━━━ Task inputs ━━━

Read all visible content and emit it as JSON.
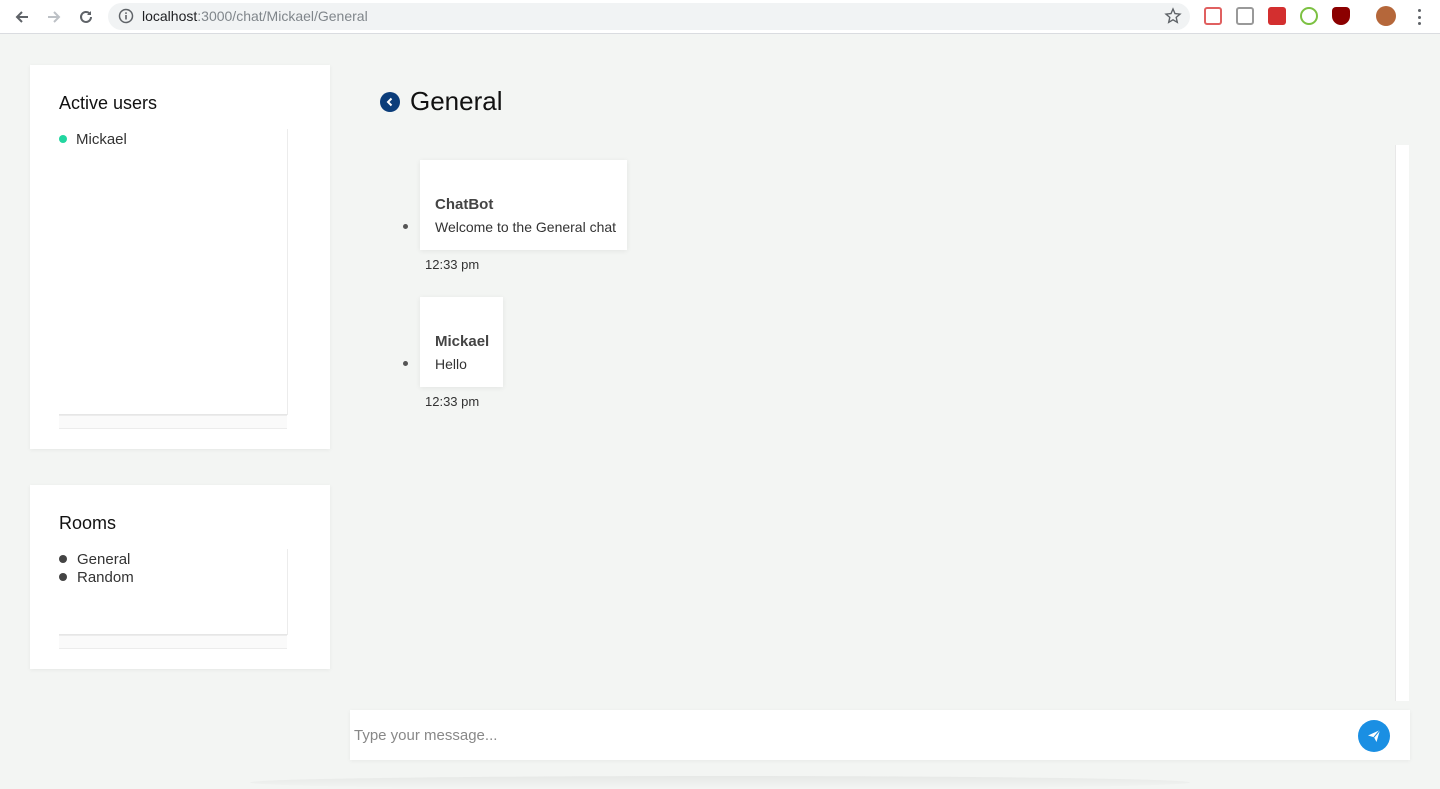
{
  "browser": {
    "url_host": "localhost",
    "url_path": ":3000/chat/Mickael/General",
    "icons": [
      "back-arrow-icon",
      "forward-arrow-icon",
      "reload-icon",
      "info-icon",
      "star-icon",
      "extension-icons",
      "profile-avatar",
      "menu-dots-icon"
    ]
  },
  "active_users": {
    "title": "Active users",
    "users": [
      {
        "name": "Mickael",
        "status_color": "#22d6a0"
      }
    ]
  },
  "rooms": {
    "title": "Rooms",
    "items": [
      {
        "name": "General"
      },
      {
        "name": "Random"
      }
    ]
  },
  "chat": {
    "title": "General",
    "messages": [
      {
        "author": "ChatBot",
        "text": "Welcome to the General chat",
        "time": "12:33 pm"
      },
      {
        "author": "Mickael",
        "text": "Hello",
        "time": "12:33 pm"
      }
    ]
  },
  "composer": {
    "placeholder": "Type your message..."
  },
  "colors": {
    "accent": "#1a8fe3",
    "back_icon": "#0b3d7a",
    "online": "#22d6a0",
    "background": "#f3f5f3"
  }
}
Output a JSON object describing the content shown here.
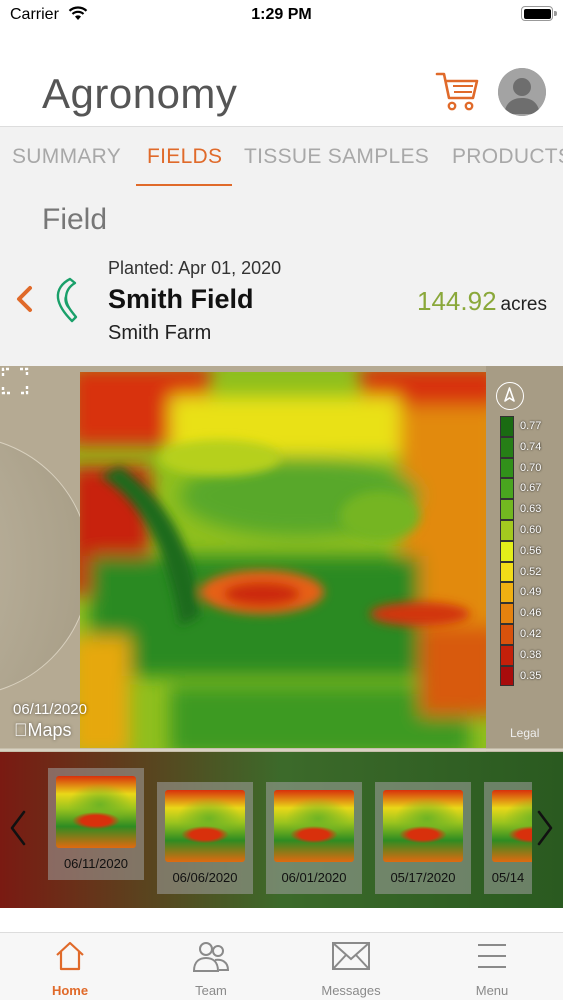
{
  "status_bar": {
    "carrier": "Carrier",
    "time": "1:29 PM"
  },
  "header": {
    "title": "Agronomy"
  },
  "tabs": [
    {
      "label": "SUMMARY"
    },
    {
      "label": "FIELDS"
    },
    {
      "label": "TISSUE SAMPLES"
    },
    {
      "label": "PRODUCTS"
    }
  ],
  "section": {
    "title": "Field"
  },
  "field": {
    "planted_label": "Planted:",
    "planted_date": "Apr 01, 2020",
    "name": "Smith Field",
    "farm": "Smith Farm",
    "acres_value": "144.92",
    "acres_unit": "acres"
  },
  "map": {
    "date": "06/11/2020",
    "maps_label": "Maps",
    "legal": "Legal",
    "legend": [
      {
        "label": "0.77",
        "color": "#1a6b12"
      },
      {
        "label": "0.74",
        "color": "#267e16"
      },
      {
        "label": "0.70",
        "color": "#31901a"
      },
      {
        "label": "0.67",
        "color": "#49a51f"
      },
      {
        "label": "0.63",
        "color": "#72b820"
      },
      {
        "label": "0.60",
        "color": "#a3c91f"
      },
      {
        "label": "0.56",
        "color": "#e3ee1a"
      },
      {
        "label": "0.52",
        "color": "#f2dc18"
      },
      {
        "label": "0.49",
        "color": "#f0b012"
      },
      {
        "label": "0.46",
        "color": "#e5820e"
      },
      {
        "label": "0.42",
        "color": "#d8520c"
      },
      {
        "label": "0.38",
        "color": "#c4200a"
      },
      {
        "label": "0.35",
        "color": "#a80c0c"
      }
    ]
  },
  "filmstrip": {
    "dates": [
      "06/11/2020",
      "06/06/2020",
      "06/01/2020",
      "05/17/2020",
      "05/14"
    ]
  },
  "tabbar": [
    {
      "label": "Home",
      "icon": "home-icon"
    },
    {
      "label": "Team",
      "icon": "team-icon"
    },
    {
      "label": "Messages",
      "icon": "envelope-icon"
    },
    {
      "label": "Menu",
      "icon": "menu-icon"
    }
  ],
  "colors": {
    "accent": "#e06a2a",
    "acres_green": "#8aa83a",
    "field_outline": "#1aa06a"
  }
}
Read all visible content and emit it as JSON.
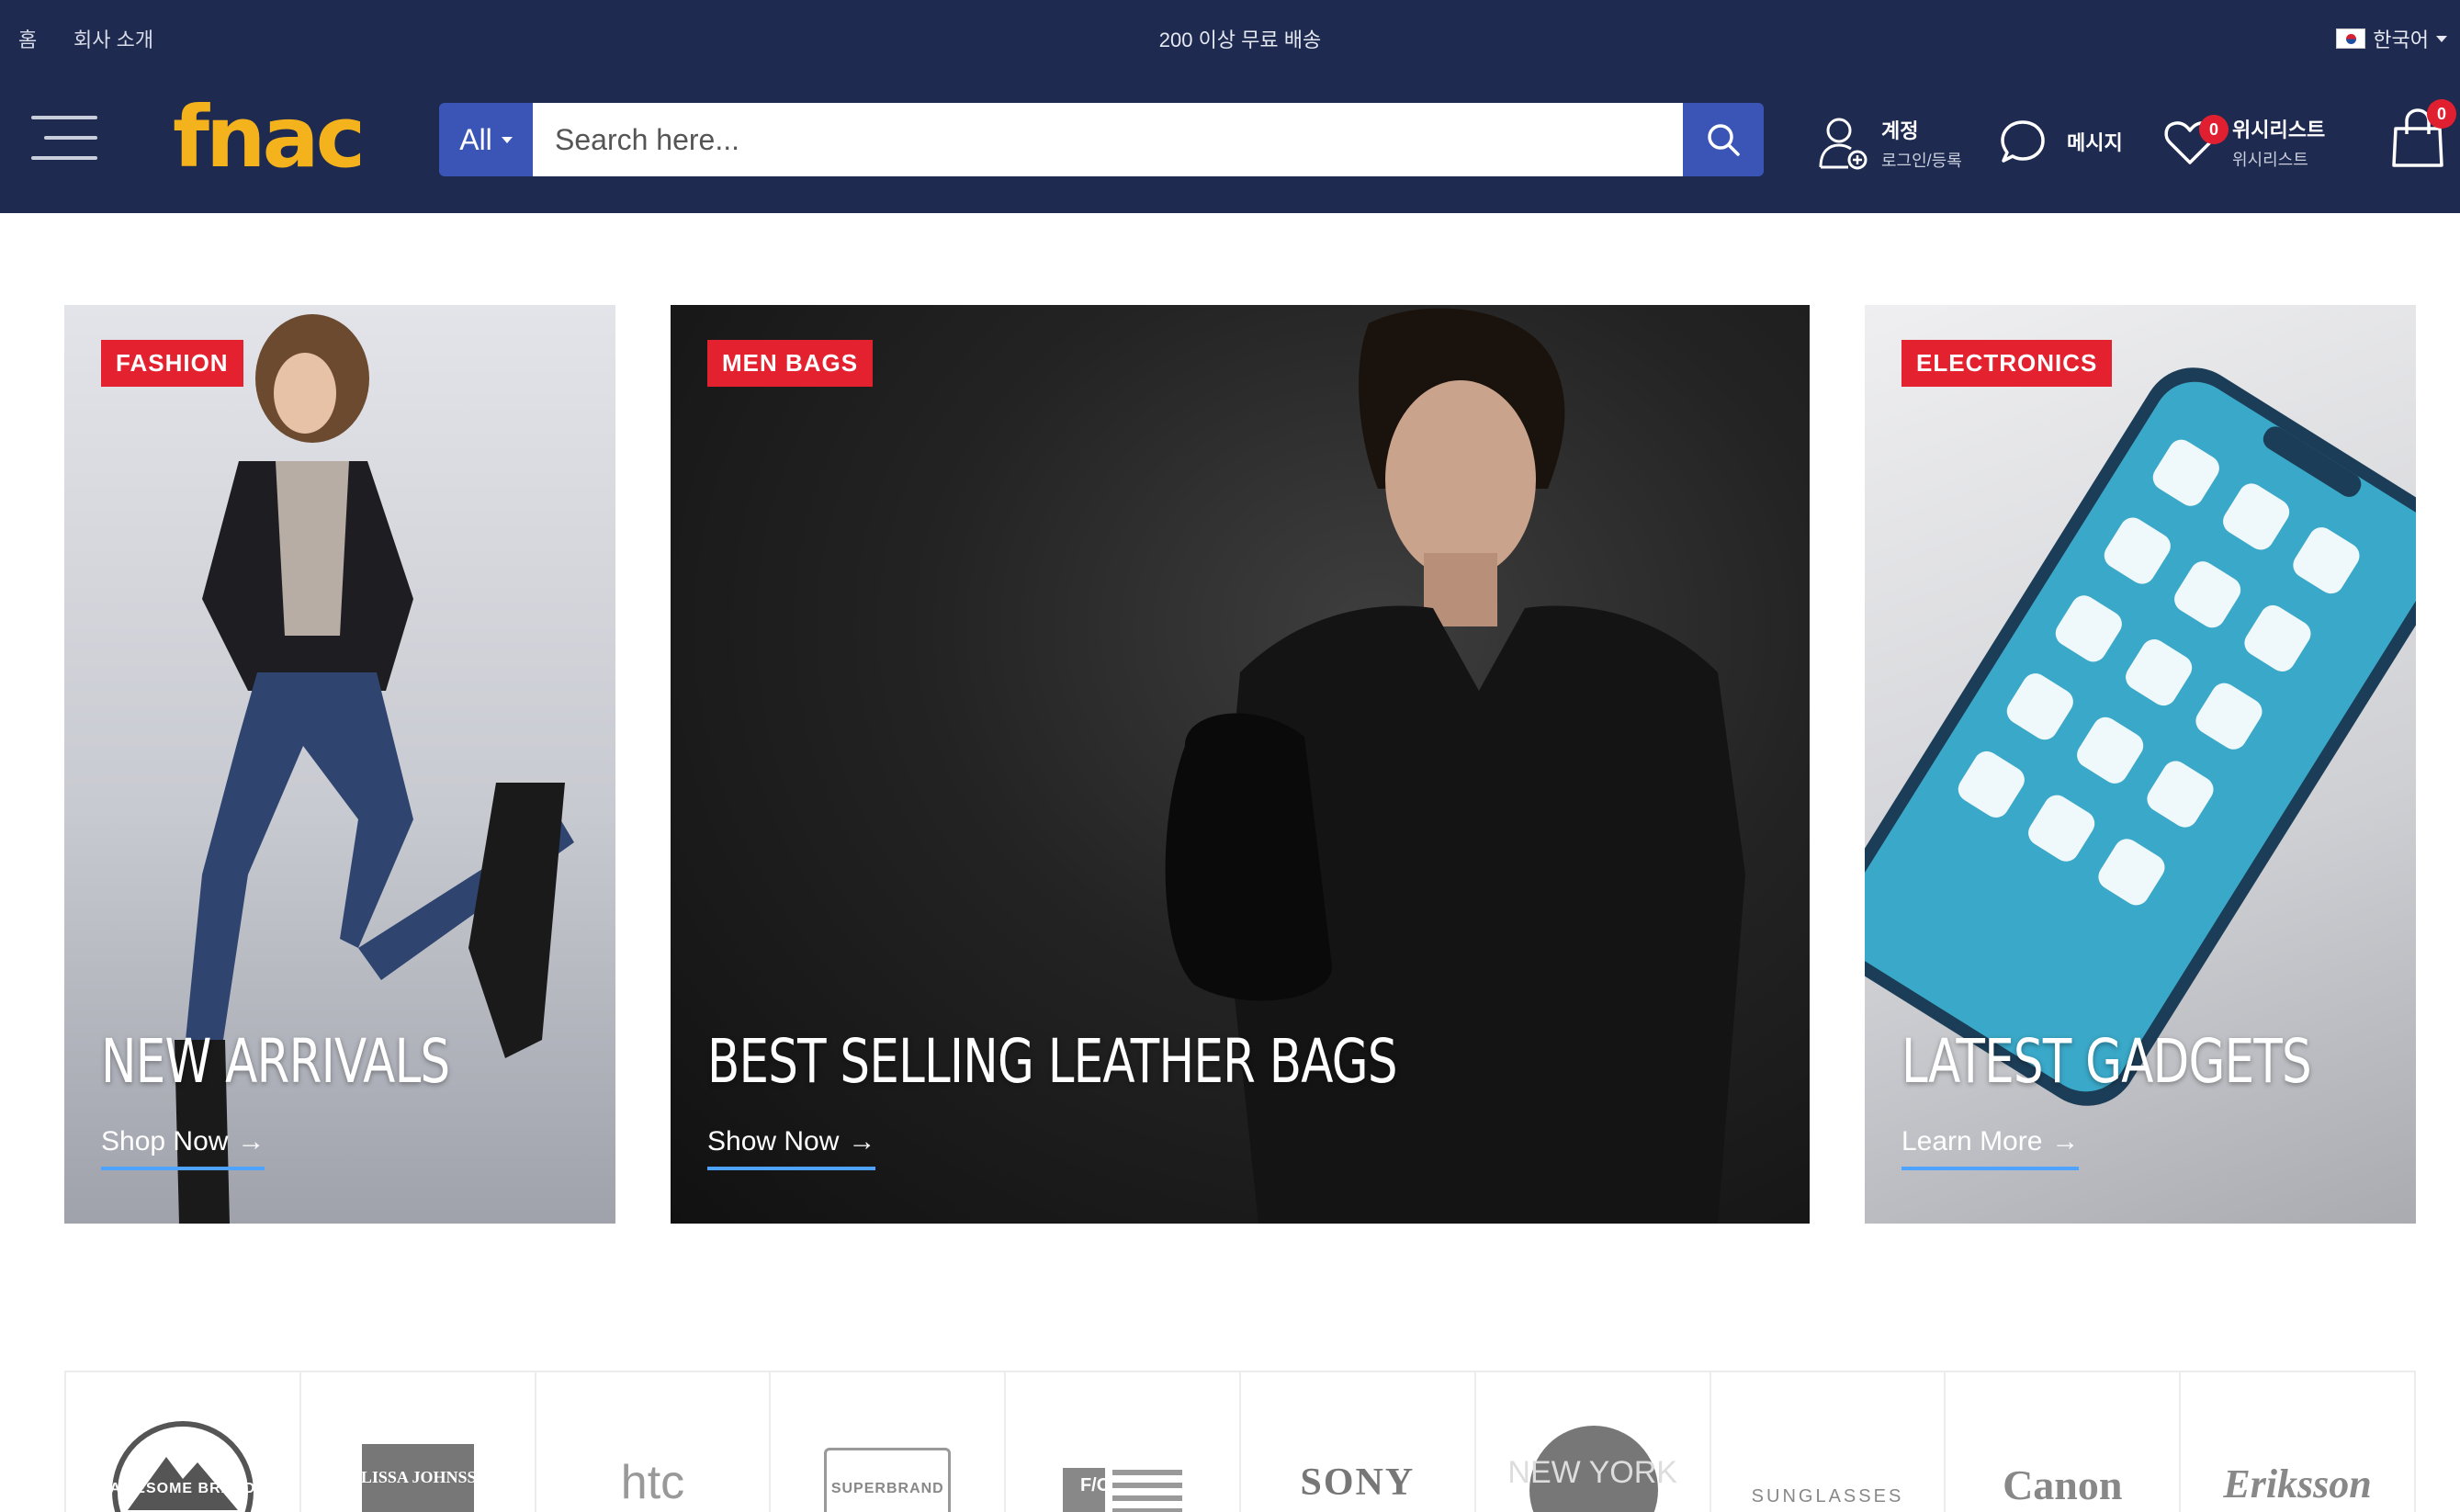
{
  "topbar": {
    "home": "홈",
    "about": "회사 소개",
    "promo": "200 이상 무료 배송",
    "language": "한국어"
  },
  "logo": "fnac",
  "search": {
    "category": "All",
    "placeholder": "Search here..."
  },
  "account": {
    "title": "계정",
    "subtitle": "로그인/등록"
  },
  "messages": {
    "label": "메시지"
  },
  "wishlist": {
    "title": "위시리스트",
    "subtitle": "위시리스트",
    "count": "0"
  },
  "cart": {
    "count": "0"
  },
  "banners": [
    {
      "tag": "FASHION",
      "title": "NEW ARRIVALS",
      "cta": "Shop Now"
    },
    {
      "tag": "MEN BAGS",
      "title": "BEST SELLING LEATHER BAGS",
      "cta": "Show Now"
    },
    {
      "tag": "ELECTRONICS",
      "title": "LATEST GADGETS",
      "cta": "Learn More"
    }
  ],
  "brands": [
    "AWESOME BRAND",
    "MELISSA JOHNSSON",
    "htc",
    "SUPERBRAND",
    "F/C",
    "SONY",
    "NEW YORK",
    "SUNGLASSES",
    "Canon",
    "Eriksson"
  ],
  "colors": {
    "header_bg": "#1e2a4f",
    "logo": "#f4b21c",
    "accent_blue": "#3a55b6",
    "tag_red": "#e3212f",
    "cta_underline": "#4da3ff"
  }
}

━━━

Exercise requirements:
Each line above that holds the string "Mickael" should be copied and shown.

Result below:
    "url_path": ":3000/chat/Mickael/General",
        "name": "Mickael",
        "author": "Mickael",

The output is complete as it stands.